> [GIVEN INFORMATION]:
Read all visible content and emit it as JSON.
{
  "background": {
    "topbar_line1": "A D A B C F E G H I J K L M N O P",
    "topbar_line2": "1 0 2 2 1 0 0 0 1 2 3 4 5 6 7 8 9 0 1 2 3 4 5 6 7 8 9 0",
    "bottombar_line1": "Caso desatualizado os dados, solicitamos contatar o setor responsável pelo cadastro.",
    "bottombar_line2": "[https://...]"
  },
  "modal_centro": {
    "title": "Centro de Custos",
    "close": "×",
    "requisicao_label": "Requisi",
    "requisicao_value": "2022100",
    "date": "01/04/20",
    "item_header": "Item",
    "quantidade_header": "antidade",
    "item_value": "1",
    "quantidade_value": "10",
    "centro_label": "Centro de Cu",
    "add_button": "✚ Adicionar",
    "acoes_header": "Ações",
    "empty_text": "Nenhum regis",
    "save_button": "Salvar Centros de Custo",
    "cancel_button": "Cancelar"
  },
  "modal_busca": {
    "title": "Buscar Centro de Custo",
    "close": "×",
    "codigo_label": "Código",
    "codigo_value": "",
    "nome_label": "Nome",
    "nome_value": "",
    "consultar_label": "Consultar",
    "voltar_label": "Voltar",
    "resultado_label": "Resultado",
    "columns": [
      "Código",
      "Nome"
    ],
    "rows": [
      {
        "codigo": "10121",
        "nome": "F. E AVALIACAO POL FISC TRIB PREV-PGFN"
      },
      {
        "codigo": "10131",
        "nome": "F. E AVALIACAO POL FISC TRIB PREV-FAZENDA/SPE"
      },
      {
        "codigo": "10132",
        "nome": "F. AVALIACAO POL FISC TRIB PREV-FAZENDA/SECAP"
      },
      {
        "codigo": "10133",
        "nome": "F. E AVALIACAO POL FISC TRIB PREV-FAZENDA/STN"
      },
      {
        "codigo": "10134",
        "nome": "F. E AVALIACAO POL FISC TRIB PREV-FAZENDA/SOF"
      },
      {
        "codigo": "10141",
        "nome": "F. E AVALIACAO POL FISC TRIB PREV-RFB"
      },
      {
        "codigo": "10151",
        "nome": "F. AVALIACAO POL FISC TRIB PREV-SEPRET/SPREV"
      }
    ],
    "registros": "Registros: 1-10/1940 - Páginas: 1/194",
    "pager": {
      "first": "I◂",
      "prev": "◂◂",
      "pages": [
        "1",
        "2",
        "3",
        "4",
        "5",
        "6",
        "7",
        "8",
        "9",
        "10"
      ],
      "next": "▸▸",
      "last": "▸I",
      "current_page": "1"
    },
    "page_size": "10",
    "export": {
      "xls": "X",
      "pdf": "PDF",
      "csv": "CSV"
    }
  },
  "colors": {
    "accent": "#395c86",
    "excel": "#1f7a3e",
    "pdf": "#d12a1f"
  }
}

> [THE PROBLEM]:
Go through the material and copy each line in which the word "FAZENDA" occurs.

> [SOLUTION TO THE PROBLEM]:
        "nome": "F. E AVALIACAO POL FISC TRIB PREV-FAZENDA/SPE"
        "nome": "F. AVALIACAO POL FISC TRIB PREV-FAZENDA/SECAP"
        "nome": "F. E AVALIACAO POL FISC TRIB PREV-FAZENDA/STN"
        "nome": "F. E AVALIACAO POL FISC TRIB PREV-FAZENDA/SOF"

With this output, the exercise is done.